One of 232 in the World
The experience of summiting Mount Everest taught Bombardier the importance of being mindful of the present and patient on the journey — Lessons he plans to carry with him as he closes out his Seven Summits challenge.
As you may remember from our previous coverage of Bombardier’s climbs, his push to conquer the Seven Summits has been to raise support for the Save One Life charity, which helps sponsor children and adults living with bleeding disorders in developing countries.
In 2011, Bombardier became the first hemophiliac from the United States to reach the Uhuru peak at the top of Mt. Kilimanjaro. It was also this trip that opened his eyes to the reality hemophiliacs in developing countries are faced with. His personal experience with the disorder, and desire to raise awareness for hemophiliacs in developing areas of the world is what inspired him to take on a Seven Summits.
To date, he has conquered six of the seven summits. In addition to Mt. Kilimanjaro (19,341 ft) in Africa, he has climbed Aconcagua (22,838 ft) in South America, Mt. Elbrus (18,510 ft) in Europe, Denali (20,322 ft) in North America, Carstensz Pyramid (16,024 ft) in the Papua Province in Indonesia, and most recently, Mt. Everest (29,028 ft) in Asia.
The final mountain to tackle is Mt. Vinson (16,050 ft ) on Antarctica, which he plans to climb within the year.
With the addition of Mt. Vinson, Bombarider will become one of just 232 people in the world to scale the highest peak on each continent.
In the not so distant past, those born with hemophilia were treated like fragile and extremely limited individuals. In 2017, Chris Bombardier is crashing through the stereotypes and proving that having a bleeding disorder doesn’t have to hold anyone back. After summiting the highest mountain on the planet, the sky is literally the limit for Bombardier (Of course, if he becomes interested in space exploration, all bets are off.)
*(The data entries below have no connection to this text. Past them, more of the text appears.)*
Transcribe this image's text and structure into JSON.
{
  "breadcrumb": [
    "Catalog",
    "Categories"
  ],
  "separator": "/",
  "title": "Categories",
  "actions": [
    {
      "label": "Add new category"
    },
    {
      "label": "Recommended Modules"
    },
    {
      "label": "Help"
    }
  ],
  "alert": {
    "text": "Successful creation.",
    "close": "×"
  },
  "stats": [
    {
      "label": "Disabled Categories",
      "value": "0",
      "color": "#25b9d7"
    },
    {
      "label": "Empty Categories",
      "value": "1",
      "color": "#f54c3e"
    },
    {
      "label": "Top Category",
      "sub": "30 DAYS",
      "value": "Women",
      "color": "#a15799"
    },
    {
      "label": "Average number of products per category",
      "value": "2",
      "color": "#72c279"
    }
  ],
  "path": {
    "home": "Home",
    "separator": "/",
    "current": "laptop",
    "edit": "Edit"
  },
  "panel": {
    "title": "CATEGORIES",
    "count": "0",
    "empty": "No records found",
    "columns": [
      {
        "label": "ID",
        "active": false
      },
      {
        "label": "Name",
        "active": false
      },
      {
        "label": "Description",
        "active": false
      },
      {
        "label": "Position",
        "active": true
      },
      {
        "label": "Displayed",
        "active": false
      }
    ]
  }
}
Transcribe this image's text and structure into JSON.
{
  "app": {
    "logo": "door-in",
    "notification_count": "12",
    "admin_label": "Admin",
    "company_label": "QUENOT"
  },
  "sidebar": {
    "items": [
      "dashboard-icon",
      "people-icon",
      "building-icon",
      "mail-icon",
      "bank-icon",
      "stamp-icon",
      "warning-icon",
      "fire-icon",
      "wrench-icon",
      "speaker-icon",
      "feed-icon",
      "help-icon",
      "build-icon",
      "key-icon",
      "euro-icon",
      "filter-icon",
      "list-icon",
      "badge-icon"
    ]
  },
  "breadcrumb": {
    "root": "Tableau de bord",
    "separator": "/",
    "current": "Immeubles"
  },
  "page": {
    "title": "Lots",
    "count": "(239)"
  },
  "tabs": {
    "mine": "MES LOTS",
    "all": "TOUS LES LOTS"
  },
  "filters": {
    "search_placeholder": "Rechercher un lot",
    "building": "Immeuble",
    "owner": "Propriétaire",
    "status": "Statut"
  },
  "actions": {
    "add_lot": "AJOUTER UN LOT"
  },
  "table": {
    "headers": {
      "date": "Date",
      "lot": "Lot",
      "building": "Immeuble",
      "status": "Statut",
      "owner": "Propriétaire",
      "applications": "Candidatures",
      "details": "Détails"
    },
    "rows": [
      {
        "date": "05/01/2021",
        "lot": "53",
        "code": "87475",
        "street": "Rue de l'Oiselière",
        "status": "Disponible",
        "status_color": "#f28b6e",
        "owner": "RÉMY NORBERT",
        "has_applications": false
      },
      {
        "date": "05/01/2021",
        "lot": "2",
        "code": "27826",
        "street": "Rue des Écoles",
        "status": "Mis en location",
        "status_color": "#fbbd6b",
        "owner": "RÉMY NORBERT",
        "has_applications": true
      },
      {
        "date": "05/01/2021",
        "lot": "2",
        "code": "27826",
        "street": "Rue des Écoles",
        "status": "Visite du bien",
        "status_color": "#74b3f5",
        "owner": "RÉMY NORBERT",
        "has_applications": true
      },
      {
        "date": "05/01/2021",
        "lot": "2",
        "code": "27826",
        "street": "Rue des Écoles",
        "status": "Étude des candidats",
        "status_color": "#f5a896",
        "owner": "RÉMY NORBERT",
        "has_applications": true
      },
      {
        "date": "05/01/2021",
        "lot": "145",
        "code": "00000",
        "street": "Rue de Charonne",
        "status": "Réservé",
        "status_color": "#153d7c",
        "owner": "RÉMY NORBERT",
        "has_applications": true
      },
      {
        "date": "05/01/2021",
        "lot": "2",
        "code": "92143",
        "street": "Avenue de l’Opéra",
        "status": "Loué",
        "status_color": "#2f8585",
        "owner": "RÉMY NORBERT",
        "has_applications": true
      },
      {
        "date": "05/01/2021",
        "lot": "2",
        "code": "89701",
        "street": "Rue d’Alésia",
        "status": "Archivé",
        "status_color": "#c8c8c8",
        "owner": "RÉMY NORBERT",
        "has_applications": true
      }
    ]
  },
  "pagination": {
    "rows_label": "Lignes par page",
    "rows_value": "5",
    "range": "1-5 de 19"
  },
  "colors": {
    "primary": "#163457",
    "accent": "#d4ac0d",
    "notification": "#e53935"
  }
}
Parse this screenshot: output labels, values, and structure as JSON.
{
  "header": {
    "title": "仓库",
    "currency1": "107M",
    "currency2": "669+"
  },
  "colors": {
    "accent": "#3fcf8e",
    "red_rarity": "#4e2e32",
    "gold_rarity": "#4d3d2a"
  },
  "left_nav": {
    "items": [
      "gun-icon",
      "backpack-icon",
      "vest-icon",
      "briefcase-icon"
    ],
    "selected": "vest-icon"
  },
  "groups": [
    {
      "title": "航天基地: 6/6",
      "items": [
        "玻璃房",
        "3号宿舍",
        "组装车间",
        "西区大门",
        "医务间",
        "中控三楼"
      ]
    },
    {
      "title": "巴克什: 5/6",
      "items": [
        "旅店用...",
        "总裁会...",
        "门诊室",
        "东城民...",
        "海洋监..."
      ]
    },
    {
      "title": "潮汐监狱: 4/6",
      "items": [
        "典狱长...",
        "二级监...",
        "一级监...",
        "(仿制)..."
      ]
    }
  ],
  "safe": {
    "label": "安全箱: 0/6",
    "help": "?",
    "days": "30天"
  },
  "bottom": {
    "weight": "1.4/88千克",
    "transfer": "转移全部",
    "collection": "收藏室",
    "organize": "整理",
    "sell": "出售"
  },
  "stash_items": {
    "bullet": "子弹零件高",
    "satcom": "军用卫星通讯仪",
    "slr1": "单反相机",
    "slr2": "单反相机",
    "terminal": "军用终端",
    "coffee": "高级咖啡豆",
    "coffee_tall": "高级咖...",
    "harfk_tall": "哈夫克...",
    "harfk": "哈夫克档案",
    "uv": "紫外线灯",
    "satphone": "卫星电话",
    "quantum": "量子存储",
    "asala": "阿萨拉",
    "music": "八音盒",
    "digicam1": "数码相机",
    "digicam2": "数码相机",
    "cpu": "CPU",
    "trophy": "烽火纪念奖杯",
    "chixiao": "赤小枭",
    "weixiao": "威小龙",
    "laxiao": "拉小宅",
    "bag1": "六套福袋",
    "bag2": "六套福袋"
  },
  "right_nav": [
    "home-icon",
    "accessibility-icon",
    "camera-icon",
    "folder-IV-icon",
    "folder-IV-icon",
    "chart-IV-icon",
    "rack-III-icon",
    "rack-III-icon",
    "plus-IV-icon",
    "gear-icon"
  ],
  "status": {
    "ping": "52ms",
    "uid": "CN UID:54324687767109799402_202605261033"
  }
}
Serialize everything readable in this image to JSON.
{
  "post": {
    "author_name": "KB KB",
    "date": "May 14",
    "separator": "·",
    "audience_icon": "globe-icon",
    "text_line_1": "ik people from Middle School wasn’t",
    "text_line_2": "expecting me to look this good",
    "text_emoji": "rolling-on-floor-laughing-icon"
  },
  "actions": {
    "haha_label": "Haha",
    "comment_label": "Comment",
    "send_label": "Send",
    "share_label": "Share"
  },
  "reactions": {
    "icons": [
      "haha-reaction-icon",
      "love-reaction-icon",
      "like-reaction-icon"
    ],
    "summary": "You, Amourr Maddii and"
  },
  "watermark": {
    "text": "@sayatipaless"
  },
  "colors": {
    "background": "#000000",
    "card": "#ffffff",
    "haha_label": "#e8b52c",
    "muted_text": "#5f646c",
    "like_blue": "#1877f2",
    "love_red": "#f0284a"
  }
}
You can follow the adventure at Adventures of a Hemophiliac and to show your support, please consider donating to Save One Life, Inc. Through Save One Life, when you sponsor someone struggling with hemophilia in a developing country, 100 percent of your money goes to that family.